*Work order*. I'd like every record given again exactly, please.

════════════════════

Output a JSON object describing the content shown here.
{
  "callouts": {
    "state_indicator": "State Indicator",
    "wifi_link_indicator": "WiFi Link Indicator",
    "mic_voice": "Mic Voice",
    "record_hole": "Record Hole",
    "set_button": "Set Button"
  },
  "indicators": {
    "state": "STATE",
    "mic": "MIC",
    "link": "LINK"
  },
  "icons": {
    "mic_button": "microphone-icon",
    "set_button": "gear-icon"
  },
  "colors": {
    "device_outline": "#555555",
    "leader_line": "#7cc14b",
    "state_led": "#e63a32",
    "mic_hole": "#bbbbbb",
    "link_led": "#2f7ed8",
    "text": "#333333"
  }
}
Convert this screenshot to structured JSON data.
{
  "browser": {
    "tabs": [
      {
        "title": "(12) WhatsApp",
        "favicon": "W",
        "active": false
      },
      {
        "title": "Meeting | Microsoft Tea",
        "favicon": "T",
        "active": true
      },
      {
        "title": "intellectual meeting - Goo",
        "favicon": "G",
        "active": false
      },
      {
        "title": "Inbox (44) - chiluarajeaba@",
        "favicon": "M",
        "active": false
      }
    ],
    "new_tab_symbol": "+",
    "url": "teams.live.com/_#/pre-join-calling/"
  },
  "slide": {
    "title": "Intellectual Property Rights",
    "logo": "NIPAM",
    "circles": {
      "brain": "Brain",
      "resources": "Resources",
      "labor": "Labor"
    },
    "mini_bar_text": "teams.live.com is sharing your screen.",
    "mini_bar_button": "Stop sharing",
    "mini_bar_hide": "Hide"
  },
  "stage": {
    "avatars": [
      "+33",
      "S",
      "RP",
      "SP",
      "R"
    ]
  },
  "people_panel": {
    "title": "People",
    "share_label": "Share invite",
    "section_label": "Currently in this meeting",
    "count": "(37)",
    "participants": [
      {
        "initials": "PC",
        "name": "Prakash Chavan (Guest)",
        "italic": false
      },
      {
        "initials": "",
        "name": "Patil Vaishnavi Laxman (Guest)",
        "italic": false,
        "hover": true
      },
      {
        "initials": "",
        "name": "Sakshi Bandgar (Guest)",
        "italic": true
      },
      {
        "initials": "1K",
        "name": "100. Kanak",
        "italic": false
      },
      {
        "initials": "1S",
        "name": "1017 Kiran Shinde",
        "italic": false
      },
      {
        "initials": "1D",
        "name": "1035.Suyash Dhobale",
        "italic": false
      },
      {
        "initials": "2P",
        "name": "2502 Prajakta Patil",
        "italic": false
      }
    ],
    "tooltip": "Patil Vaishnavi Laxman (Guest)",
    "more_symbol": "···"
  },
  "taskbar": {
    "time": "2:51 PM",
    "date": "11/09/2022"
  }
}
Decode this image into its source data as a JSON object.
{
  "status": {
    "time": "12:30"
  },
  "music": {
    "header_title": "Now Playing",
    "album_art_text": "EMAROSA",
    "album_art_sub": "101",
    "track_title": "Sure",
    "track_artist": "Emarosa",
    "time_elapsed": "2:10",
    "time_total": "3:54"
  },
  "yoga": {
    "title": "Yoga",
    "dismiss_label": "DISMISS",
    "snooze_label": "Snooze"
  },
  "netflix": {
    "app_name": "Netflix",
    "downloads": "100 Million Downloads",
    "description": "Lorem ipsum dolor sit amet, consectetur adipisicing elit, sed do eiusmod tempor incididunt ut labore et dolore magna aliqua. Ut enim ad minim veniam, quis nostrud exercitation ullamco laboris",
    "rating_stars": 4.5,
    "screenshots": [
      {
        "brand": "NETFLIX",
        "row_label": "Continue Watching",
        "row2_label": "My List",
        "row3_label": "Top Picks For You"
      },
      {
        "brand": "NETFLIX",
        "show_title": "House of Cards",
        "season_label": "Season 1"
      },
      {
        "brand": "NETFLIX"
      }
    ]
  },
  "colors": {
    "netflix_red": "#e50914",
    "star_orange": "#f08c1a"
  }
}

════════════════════

*Answer area*.
Output a JSON object describing the content shown here.
{
  "callouts": {
    "state_indicator": "State Indicator",
    "wifi_link_indicator": "WiFi Link Indicator",
    "mic_voice": "Mic Voice",
    "record_hole": "Record Hole",
    "set_button": "Set Button"
  },
  "indicators": {
    "state": "STATE",
    "mic": "MIC",
    "link": "LINK"
  },
  "icons": {
    "mic_button": "microphone-icon",
    "set_button": "gear-icon"
  },
  "colors": {
    "device_outline": "#555555",
    "leader_line": "#7cc14b",
    "state_led": "#e63a32",
    "mic_hole": "#bbbbbb",
    "link_led": "#2f7ed8",
    "text": "#333333"
  }
}
Convert this screenshot to structured JSON data.
{
  "browser": {
    "tabs": [
      {
        "title": "(12) WhatsApp",
        "favicon": "W",
        "active": false
      },
      {
        "title": "Meeting | Microsoft Tea",
        "favicon": "T",
        "active": true
      },
      {
        "title": "intellectual meeting - Goo",
        "favicon": "G",
        "active": false
      },
      {
        "title": "Inbox (44) - chiluarajeaba@",
        "favicon": "M",
        "active": false
      }
    ],
    "new_tab_symbol": "+",
    "url": "teams.live.com/_#/pre-join-calling/"
  },
  "slide": {
    "title": "Intellectual Property Rights",
    "logo": "NIPAM",
    "circles": {
      "brain": "Brain",
      "resources": "Resources",
      "labor": "Labor"
    },
    "mini_bar_text": "teams.live.com is sharing your screen.",
    "mini_bar_button": "Stop sharing",
    "mini_bar_hide": "Hide"
  },
  "stage": {
    "avatars": [
      "+33",
      "S",
      "RP",
      "SP",
      "R"
    ]
  },
  "people_panel": {
    "title": "People",
    "share_label": "Share invite",
    "section_label": "Currently in this meeting",
    "count": "(37)",
    "participants": [
      {
        "initials": "PC",
        "name": "Prakash Chavan (Guest)",
        "italic": false
      },
      {
        "initials": "",
        "name": "Patil Vaishnavi Laxman (Guest)",
        "italic": false,
        "hover": true
      },
      {
        "initials": "",
        "name": "Sakshi Bandgar (Guest)",
        "italic": true
      },
      {
        "initials": "1K",
        "name": "100. Kanak",
        "italic": false
      },
      {
        "initials": "1S",
        "name": "1017 Kiran Shinde",
        "italic": false
      },
      {
        "initials": "1D",
        "name": "1035.Suyash Dhobale",
        "italic": false
      },
      {
        "initials": "2P",
        "name": "2502 Prajakta Patil",
        "italic": false
      }
    ],
    "tooltip": "Patil Vaishnavi Laxman (Guest)",
    "more_symbol": "···"
  },
  "taskbar": {
    "time": "2:51 PM",
    "date": "11/09/2022"
  }
}
Decode this image into its source data as a JSON object.
{
  "status": {
    "time": "12:30"
  },
  "music": {
    "header_title": "Now Playing",
    "album_art_text": "EMAROSA",
    "album_art_sub": "101",
    "track_title": "Sure",
    "track_artist": "Emarosa",
    "time_elapsed": "2:10",
    "time_total": "3:54"
  },
  "yoga": {
    "title": "Yoga",
    "dismiss_label": "DISMISS",
    "snooze_label": "Snooze"
  },
  "netflix": {
    "app_name": "Netflix",
    "downloads": "100 Million Downloads",
    "description": "Lorem ipsum dolor sit amet, consectetur adipisicing elit, sed do eiusmod tempor incididunt ut labore et dolore magna aliqua. Ut enim ad minim veniam, quis nostrud exercitation ullamco laboris",
    "rating_stars": 4.5,
    "screenshots": [
      {
        "brand": "NETFLIX",
        "row_label": "Continue Watching",
        "row2_label": "My List",
        "row3_label": "Top Picks For You"
      },
      {
        "brand": "NETFLIX",
        "show_title": "House of Cards",
        "season_label": "Season 1"
      },
      {
        "brand": "NETFLIX"
      }
    ]
  },
  "colors": {
    "netflix_red": "#e50914",
    "star_orange": "#f08c1a"
  }
}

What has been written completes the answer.